At a time when the Vatican continues to draw fire for its controversial deal over the appointment of bishops with China, the president of arguably the most longstanding thorn in Beijing’s side has written Pope Francis instead to praise collaboration between Taiwan and Rome.
In a January 13 letter to Pope Francis for the World Day of Peace, which is observed annually by the Church Jan. 1, Taiwanese President Tsai Ing-wen highlighted Taiwan’s efforts to promote “a spirit of compassion and empathy” amid the coronavirus pandemic and pointed to several initiatives they sponsored to assist the Vatican and various religious communities in Rome throughout Italy’s coronavirus lockdown.
Since COVID-19 first broke out in Italy, Taiwan’s Embassy to the Holy See has been active in providing financial and sanitary aid to the Vatican and to religious congregations, institutions and communities that turn to them with requests for facial masks, hand sanitizer, and other materials.
They have made several large donations of food to the papal almoner, Polish Cardinal Konrad Krajewski, to assist Rome’s poor, who are at higher risk of exposure to COVID-19 and who often lack necessary sanitary equipment.
This year Taiwan marked its national day celebration by hosting a lunch for the poor in partnership with Krajewski, serving traditional Taiwanese dishes.
These contributions so far have not been acknowledged by the pope or any other Vatican official, despite the fact that statements of public praise of China were issued after the Red Cross Society of China and the China-based Catholic Hebei Jinde Charities Foundation in April donated health supplies to the Vatican Pharmacy, including facial masks, to support patients infected with COVID-19.
In her letter, Tsai highlighted the “culture of care” that Pope Francis proposed in his message for the World Day of Peace as a strategy of ending conflict.
“Your Holiness observed that the pandemic has shown us that all humankind is in the same boat and that no one should be excluded from the global public health network,” she said, and complained that Taiwan is currently excluded from membership in the World Health Organization (WHO).
Tsai accused the WHO of having “bowed to political pressure” by only allowing Taiwan to hold observer status since 2017.
“In accord with Your Holiness’s insightful views, I believe that exclusion and marginalization are the biggest enemies of a culture of care and the biggest obstacles to the pursuit of peace,” Tsai said, insisting that international governance “should not be pursued according to the law of the jungle, where the strong prey on the weak.”
“Economic strength cannot be used to buy out people’s right to seek truth; military might should not become a tool for suppressing human rights and freedom,” she said.
Taiwan, Tsai said, was able to build a free and democratic society only through “the blood, sweat, and tears of our forefathers,” who she said assured that Taiwanese citizens can enjoy a “harmonious, inclusive, and mutually beneficial society” where everyone, regardless of gender, ethnicity, or social status, is able to enjoy freedom of speech and of religion, and where “human rights and dignity are safeguarded to the fullest possible extent.”
Pointing to Taiwan’s creation of a new human rights commission in August 2020, Tsai said this marked “another step forward for Taiwan as a nation underpinned by human rights,” and said she shared Pope Francis’s belief that “universal human rights cannot be compromised.”
Tsai then referred to what she called the “persecution” of China’s Uighur Muslim population, which Francis himself has condemned, and to the imprisonment of Hong Kong media and business tycoon Jimmy Lai, who was arrested Dec. 3 on charges of fraud and collusion with foreign forces.
Lai, a Catholic, was released on bail Dec. 23 but was arrested again Dec. 31, making him one of a swath of pro-democracy activists to be imprisoned under Hong Kong’s new national security law.
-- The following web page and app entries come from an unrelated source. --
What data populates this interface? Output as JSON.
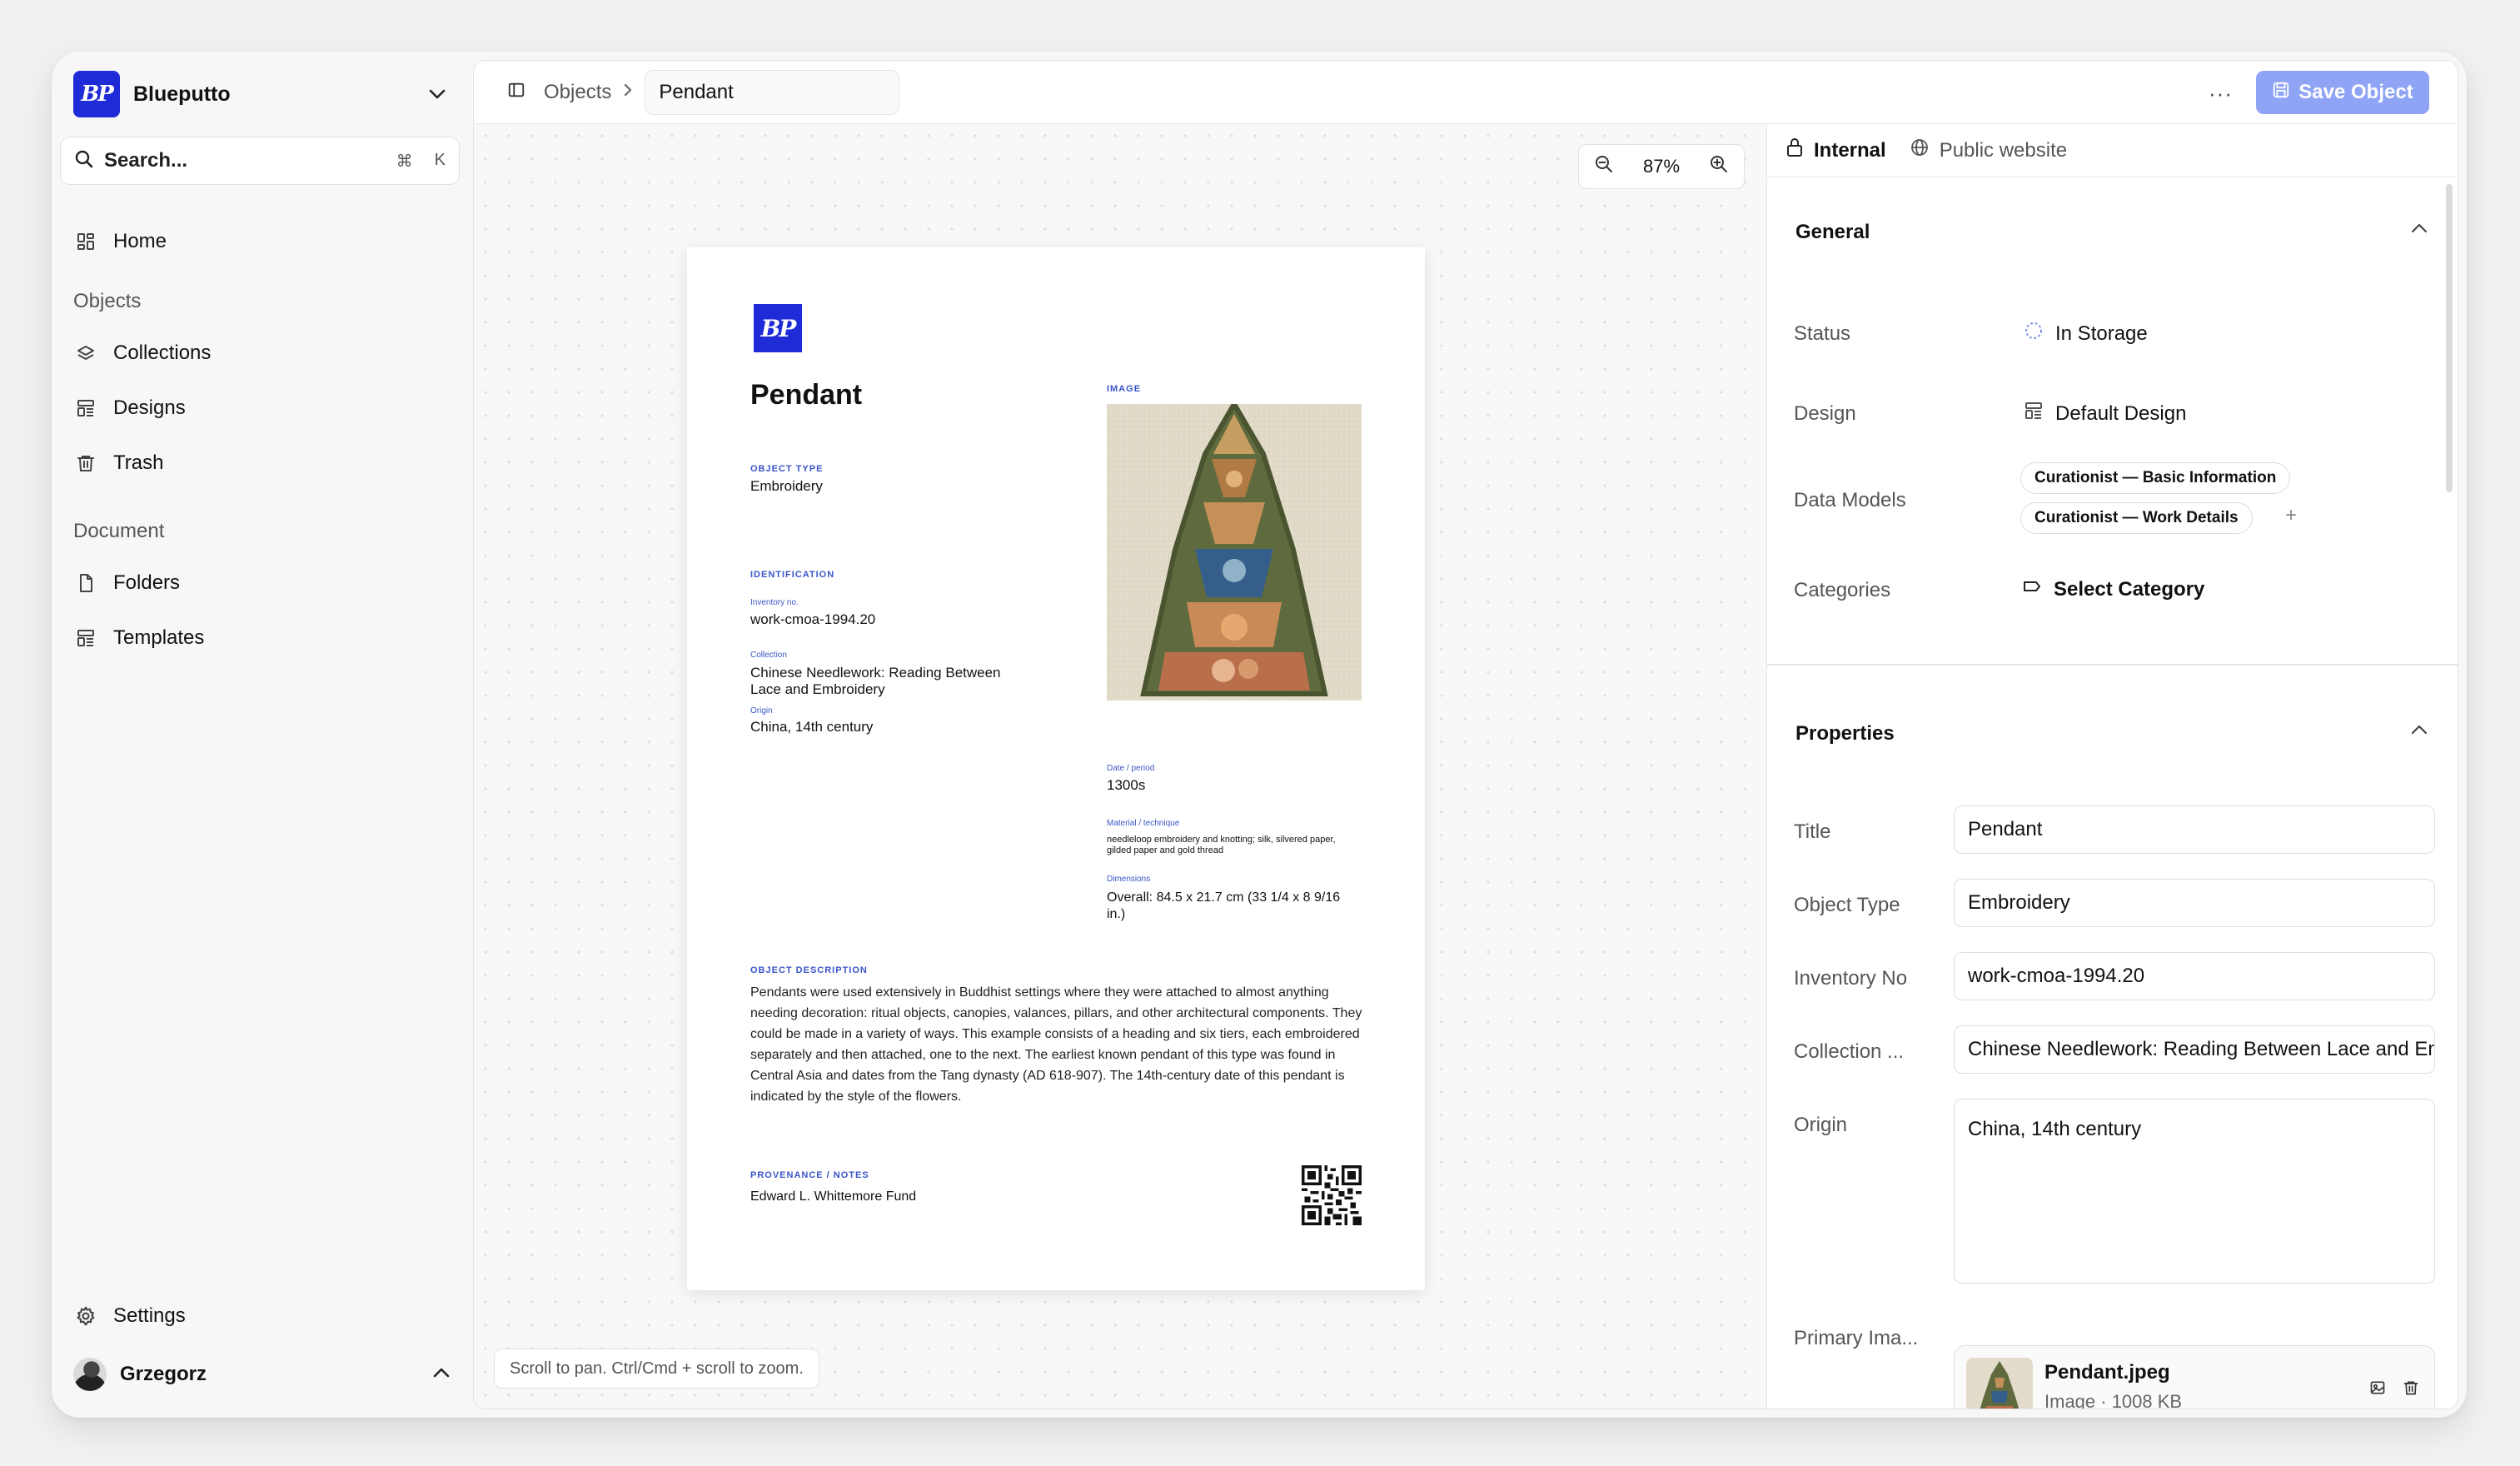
{
  "app": {
    "name": "Blueputto",
    "logo_text": "BP"
  },
  "search": {
    "label": "Search...",
    "shortcut_mod": "⌘",
    "shortcut_key": "K"
  },
  "sidebar": {
    "home": "Home",
    "group_objects": "Objects",
    "collections": "Collections",
    "designs": "Designs",
    "trash": "Trash",
    "group_document": "Document",
    "folders": "Folders",
    "templates": "Templates",
    "settings": "Settings",
    "user": "Grzegorz"
  },
  "topbar": {
    "crumb_parent": "Objects",
    "crumb_current": "Pendant",
    "more": "···",
    "save_label": "Save Object"
  },
  "canvas": {
    "zoom": "87%",
    "hint": "Scroll to pan. Ctrl/Cmd + scroll to zoom."
  },
  "paper": {
    "logo_text": "BP",
    "title": "Pendant",
    "object_type_label": "OBJECT TYPE",
    "object_type": "Embroidery",
    "identification_label": "IDENTIFICATION",
    "inventory_label": "Inventory no.",
    "inventory": "work-cmoa-1994.20",
    "collection_label": "Collection",
    "collection": "Chinese Needlework: Reading Between Lace and Embroidery",
    "origin_label": "Origin",
    "origin": "China, 14th century",
    "image_label": "IMAGE",
    "date_label": "Date / period",
    "date": "1300s",
    "material_label": "Material / technique",
    "material": "needleloop embroidery and knotting; silk, silvered paper, gilded paper and gold thread",
    "dimensions_label": "Dimensions",
    "dimensions": "Overall: 84.5 x 21.7 cm (33 1/4 x 8 9/16 in.)",
    "description_label": "OBJECT DESCRIPTION",
    "description": "Pendants were used extensively in Buddhist settings where they were attached to almost anything needing decoration: ritual objects, canopies, valances, pillars, and other architectural components. They could be made in a variety of ways. This example consists of a heading and six tiers, each embroidered separately and then attached, one to the next. The earliest known pendant of this type was found in Central Asia and dates from the Tang dynasty (AD 618-907). The 14th-century date of this pendant is indicated by the style of the flowers.",
    "provenance_label": "PROVENANCE / NOTES",
    "provenance": "Edward L. Whittemore Fund"
  },
  "panel": {
    "tab_internal": "Internal",
    "tab_public": "Public website",
    "general_title": "General",
    "status_label": "Status",
    "status_value": "In Storage",
    "design_label": "Design",
    "design_value": "Default Design",
    "data_models_label": "Data Models",
    "data_models": [
      "Curationist — Basic Information",
      "Curationist — Work Details"
    ],
    "add_model": "+",
    "categories_label": "Categories",
    "categories_value": "Select Category",
    "properties_title": "Properties",
    "title_label": "Title",
    "title_value": "Pendant",
    "object_type_label": "Object Type",
    "object_type_value": "Embroidery",
    "inventory_label": "Inventory No",
    "inventory_value": "work-cmoa-1994.20",
    "collection_label": "Collection ...",
    "collection_value": "Chinese Needlework: Reading Between Lace and Embroidery",
    "origin_label": "Origin",
    "origin_value": "China, 14th century",
    "primary_image_label": "Primary Ima...",
    "file_name": "Pendant.jpeg",
    "file_meta": "Image · 1008 KB"
  },
  "colors": {
    "accent": "#1f2bd6",
    "save_button": "#8fa4f4",
    "label_blue": "#3a55c8"
  },
  "icons": [
    "chevron-down-icon",
    "search-icon",
    "home-icon",
    "layers-icon",
    "designs-icon",
    "trash-icon",
    "file-icon",
    "templates-icon",
    "gear-icon",
    "sidebar-toggle-icon",
    "chevron-right-icon",
    "save-icon",
    "zoom-out-icon",
    "zoom-in-icon",
    "lock-icon",
    "globe-icon",
    "chevron-up-icon",
    "loader-icon",
    "tag-icon",
    "image-icon",
    "delete-icon"
  ]
}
Currently, a missionary by the name of Father Franco Mella is conducting a hunger strike for Lai’s release and that of several other activists who have been jailed.
Pope Francis has yet to make an official statement on the situation in Hong Kong, and he has been meek in his complaints about China’s treatment of the Uighurs.
Tsai in her letter said that faced with situations such as that of Lai and the Uighurs, she has consistently “voiced concern in order to let victims of suppression know that they are not alone.”
She voiced hope that Pope Francis and his appeal for a culture of care “will serve as a timely exhortation to those in power, and especially those in authoritarian states, to replace an iron fist with a culture of care, and hostile rhetoric and military intimidation with an inclusive spirit, such that the global peace to which we all aspire will be readily within reach.”
Tsai’s letter to the pope this year comes amid increased uncertainty about the future of Vatican-Taiwan relations given the Holy See’s renewal in October of its provisional agreement with China on the appointment of bishops, which many believe to be a down payment on eventual diplomatic relations.
Many experts have argued that the Holy See’s relationship with Taiwan is its only real bargaining chip in getting China to ease restrictions on its Christian community, and with fewer and fewer diplomatic allies, Taiwan’s only card in attempting to keep its diplomatic ties with the Vatican seems to be the emphasis on democracy and religious freedom, humanitarian work, and respect for human rights.